the citpacity of ia warden and as a
iemier of the board of health. He
is ever ready to help on every good
In talking to one of the mostn ip
telligent negroes of this se,994 in.re
ference to the reign of pevor, that is
wide spread all gvp .the south, he -
gave it as his opilioll that the use of
CoCIiiie and wit ikoy together. with the
mItany almost obscenle pictmi;cs that 4rp
to be seen in many public places, h)ad
nuchl to do with inflam'ing the pas
siols of lie lower class of Iwgroes
who frequented dives and crow o
quarters. If the use of cocaine leads
t.. sliel dire results wlhat a fearful
Irvest there is before us, and who
of our fair women will be forced to
gather the harIvest. Just think of the
-Iwful tort-ure they hIalve to undergo.
He says their teachers and preachers.
must preach agvainst rape and tIle
hideousiess (if the crime. We agree
with tIe OGeor-zianl, "this reign of ter
ror 1must stop.''
If Ihis negro is rilit ill his diag
j4tsis. would if n4t he right for our
city yovernmhiienis to look closelv into
it and prolihi. it it;use(of coenaineand
the spreading of file half' nude pie
titres n11 hill hoards andil itublie.
plaves. An ounc11e IIIf prevention is
wolrth a pomnofl* vrure. Tile vities per
mil of1 1t414 11mN y0 I lie worst eleiumeilt
to colgre-gate inl tle. already over
(owkded sections. The plaees are the
veiitablhle hlot beds of1 vice ilnd erimie.
The worthlless lazy fellows have left
III faIrms and1 are crowded together inl
dlark, diigy quarters irrespective of
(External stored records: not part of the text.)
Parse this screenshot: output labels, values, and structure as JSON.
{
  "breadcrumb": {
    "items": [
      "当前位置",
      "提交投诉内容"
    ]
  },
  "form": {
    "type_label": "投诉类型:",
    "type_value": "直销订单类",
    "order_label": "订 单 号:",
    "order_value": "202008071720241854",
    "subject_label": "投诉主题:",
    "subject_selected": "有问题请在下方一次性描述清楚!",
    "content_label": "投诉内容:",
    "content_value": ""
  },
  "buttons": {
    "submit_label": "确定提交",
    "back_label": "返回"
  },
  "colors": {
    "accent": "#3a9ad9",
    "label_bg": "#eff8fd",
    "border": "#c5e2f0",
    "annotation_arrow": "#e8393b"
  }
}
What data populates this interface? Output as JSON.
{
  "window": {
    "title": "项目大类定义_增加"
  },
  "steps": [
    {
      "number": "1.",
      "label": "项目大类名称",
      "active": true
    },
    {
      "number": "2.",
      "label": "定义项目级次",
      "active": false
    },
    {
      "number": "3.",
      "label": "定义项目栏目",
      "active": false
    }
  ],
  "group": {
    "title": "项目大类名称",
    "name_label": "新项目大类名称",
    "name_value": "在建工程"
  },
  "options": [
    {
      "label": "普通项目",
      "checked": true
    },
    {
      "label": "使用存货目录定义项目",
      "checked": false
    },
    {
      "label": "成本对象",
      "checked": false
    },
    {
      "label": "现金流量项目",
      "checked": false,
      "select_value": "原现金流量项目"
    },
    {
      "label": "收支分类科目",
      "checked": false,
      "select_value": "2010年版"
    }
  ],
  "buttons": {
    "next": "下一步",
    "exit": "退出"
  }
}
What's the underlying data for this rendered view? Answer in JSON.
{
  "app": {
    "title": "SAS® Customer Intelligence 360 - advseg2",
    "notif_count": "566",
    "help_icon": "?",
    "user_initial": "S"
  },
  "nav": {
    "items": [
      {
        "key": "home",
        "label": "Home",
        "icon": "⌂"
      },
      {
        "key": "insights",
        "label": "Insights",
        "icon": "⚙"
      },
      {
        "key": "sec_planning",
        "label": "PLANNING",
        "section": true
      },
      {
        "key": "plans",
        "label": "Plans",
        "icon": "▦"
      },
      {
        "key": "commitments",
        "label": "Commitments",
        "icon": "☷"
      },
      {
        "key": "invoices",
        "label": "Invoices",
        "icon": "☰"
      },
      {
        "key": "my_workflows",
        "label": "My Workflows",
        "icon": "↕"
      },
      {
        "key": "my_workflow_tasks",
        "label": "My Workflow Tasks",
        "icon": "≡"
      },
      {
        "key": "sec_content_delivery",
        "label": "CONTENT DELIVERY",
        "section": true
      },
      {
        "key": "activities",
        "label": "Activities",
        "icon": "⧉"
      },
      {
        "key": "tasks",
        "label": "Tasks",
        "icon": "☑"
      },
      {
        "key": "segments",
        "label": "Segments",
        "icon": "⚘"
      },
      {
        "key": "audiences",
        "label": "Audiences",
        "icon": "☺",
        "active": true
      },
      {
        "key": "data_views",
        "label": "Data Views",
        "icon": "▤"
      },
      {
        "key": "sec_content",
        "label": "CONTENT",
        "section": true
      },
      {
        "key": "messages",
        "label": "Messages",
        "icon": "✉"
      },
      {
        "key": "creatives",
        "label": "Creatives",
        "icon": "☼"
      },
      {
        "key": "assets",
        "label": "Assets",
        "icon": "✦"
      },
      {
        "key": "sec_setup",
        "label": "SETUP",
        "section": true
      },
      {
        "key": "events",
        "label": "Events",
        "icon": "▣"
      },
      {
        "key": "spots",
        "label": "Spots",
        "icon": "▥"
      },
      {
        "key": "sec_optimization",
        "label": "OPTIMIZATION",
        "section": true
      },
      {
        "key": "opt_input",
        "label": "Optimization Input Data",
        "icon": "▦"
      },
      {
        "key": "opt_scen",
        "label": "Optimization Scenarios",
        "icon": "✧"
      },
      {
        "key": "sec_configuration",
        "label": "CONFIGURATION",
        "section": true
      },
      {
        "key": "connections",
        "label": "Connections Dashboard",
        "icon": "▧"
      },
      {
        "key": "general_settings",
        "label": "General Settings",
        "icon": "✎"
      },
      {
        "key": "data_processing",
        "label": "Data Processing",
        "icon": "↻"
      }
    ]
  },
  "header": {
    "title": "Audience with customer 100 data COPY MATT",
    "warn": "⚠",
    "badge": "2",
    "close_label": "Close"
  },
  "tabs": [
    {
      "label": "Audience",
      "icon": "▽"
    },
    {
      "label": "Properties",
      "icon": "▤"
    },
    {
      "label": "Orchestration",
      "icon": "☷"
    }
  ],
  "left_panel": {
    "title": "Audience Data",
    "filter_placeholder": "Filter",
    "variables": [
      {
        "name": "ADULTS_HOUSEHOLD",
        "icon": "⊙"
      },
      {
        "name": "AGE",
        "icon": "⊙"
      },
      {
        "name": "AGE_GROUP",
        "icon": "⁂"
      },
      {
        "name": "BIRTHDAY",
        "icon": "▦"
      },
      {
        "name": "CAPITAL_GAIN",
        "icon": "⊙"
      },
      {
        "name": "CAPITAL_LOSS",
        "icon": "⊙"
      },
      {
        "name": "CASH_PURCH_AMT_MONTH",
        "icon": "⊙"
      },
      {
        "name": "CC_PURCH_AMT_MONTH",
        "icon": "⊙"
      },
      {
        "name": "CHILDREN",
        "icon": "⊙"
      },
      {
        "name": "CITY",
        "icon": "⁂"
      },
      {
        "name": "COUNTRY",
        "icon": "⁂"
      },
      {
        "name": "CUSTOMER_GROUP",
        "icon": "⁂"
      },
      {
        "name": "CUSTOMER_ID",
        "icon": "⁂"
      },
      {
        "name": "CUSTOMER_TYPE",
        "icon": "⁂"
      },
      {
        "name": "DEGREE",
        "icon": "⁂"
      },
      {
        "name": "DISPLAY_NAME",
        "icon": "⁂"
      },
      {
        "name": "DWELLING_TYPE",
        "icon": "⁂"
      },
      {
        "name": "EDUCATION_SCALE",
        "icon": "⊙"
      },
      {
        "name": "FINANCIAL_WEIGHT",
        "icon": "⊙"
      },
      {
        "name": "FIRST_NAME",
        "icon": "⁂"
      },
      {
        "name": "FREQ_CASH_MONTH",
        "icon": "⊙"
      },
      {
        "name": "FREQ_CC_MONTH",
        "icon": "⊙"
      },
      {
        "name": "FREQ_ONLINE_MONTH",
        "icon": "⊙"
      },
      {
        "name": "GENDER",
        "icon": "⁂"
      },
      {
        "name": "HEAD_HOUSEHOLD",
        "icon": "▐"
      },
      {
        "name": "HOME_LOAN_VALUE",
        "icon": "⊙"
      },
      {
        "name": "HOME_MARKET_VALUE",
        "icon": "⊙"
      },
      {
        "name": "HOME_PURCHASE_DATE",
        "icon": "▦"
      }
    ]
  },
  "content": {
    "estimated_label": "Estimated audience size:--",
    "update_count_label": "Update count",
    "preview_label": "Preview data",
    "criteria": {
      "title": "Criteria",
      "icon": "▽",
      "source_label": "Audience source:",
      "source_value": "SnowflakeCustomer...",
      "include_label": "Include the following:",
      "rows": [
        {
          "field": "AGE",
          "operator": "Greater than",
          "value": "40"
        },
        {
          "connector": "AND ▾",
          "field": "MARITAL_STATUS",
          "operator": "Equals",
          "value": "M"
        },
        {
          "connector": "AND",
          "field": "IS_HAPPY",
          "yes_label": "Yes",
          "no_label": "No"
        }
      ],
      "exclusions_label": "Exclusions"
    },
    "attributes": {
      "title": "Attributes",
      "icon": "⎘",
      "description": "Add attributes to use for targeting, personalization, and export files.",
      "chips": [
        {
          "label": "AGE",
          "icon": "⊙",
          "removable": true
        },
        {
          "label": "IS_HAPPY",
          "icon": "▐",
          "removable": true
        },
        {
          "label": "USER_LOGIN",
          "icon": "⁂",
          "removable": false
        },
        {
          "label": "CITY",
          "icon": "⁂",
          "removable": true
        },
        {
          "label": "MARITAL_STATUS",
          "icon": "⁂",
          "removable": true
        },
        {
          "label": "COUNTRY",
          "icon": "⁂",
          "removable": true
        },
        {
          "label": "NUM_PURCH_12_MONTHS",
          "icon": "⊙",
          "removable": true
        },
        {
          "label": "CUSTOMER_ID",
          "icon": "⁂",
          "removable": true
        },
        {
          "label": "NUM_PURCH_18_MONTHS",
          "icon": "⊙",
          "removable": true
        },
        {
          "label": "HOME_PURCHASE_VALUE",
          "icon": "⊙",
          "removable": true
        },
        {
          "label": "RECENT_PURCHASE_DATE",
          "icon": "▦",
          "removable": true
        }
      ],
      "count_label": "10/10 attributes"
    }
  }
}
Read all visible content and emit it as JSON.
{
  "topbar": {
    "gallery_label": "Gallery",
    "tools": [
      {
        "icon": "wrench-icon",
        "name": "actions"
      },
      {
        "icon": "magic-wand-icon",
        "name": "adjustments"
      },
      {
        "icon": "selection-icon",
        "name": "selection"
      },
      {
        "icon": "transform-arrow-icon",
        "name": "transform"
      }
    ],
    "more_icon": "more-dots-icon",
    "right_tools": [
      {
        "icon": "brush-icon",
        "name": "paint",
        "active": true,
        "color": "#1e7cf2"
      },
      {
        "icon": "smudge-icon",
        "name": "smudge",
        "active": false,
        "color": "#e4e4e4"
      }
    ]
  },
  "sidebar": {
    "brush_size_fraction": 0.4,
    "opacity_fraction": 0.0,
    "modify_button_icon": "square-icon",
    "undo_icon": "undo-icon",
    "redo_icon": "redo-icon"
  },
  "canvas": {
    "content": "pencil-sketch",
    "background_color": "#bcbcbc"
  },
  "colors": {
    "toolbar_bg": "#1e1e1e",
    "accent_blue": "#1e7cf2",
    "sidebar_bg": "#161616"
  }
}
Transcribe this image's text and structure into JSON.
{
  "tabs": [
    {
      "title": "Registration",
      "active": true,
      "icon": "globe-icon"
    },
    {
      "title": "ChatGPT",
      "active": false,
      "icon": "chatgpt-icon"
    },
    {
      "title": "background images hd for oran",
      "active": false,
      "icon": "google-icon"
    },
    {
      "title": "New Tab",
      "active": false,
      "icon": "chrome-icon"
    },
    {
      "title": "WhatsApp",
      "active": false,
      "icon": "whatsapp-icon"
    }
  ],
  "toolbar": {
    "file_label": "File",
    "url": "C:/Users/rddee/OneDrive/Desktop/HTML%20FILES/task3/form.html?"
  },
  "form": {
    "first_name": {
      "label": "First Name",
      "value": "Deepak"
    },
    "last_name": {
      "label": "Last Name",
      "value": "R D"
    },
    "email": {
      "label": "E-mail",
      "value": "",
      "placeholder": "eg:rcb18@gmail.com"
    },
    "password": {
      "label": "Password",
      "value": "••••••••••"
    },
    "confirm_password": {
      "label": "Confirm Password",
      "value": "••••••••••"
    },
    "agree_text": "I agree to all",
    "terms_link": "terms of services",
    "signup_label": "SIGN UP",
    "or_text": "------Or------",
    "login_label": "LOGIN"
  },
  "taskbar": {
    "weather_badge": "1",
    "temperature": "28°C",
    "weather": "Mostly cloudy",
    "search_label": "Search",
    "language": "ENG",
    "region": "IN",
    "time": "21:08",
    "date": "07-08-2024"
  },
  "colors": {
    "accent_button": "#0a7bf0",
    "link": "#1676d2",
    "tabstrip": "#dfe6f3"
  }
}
Ige or sex. Wlat can be expected
from stneh mniasmlativ 1and pe-stilenl(tial
spot... Crimle lind erimle only.
Mr. aid Mrs. C. A. Bownan, of
Newbery, are visiting Mr. and Mrs.
H. C. Moseley this week.
TI'e brideurooi oili car4 .1ries a iin
ittu'e lorseshoe in his pocket will al
ways be lucky.
The bride who dreams of fairies on
tle niglt before her wedding will be
thic be blessed.
Never give a te(legr'amt to a bride
or bride?zroomn on thle wayfl to churiich.
It is a sture omenWl of evil.
Maria iiges oni board sip j are con1
sidlered. unlu tckyV. IIf you enni 't be
Theii finini(lg ifi al sideir oin the wed -
intg gown by theii bidle is 'onsidered
a sutre I okeni if ha~ppiniess to come
To make a Happy Home.
Anm American writer' says: ''You
want to help thle mant you marr'y to
be finie and strong and tru'oe. Show
h1imi that you b)elieve he has all those
qutalities. You will raise his ownt
sel f-respect 0and b'rng him to the level
vou tell him lie oceupies. Believe in
him h e gentle wvithn himt; donIi't 'oin
'iradiet him when lie is tired, let him
think lie is having his ownl way in his
own house; feed him with what lie
likes and laugh at his jokes. Herein
lies the secret of a happy home.''
A girl muist either marry an ordi
nartiy man or else remain a spinster
for the putrp~ose of cherishing an ideal,
Muc'h of a womntn's cheerfulness
amy be due to the fact that she knowvs
tow to work an' dimptle for all it is
It is an easy matter' to ptueker' youmr
fac'e. butt all the genutine smiles and
ft ,wns come from tIme hieatrt.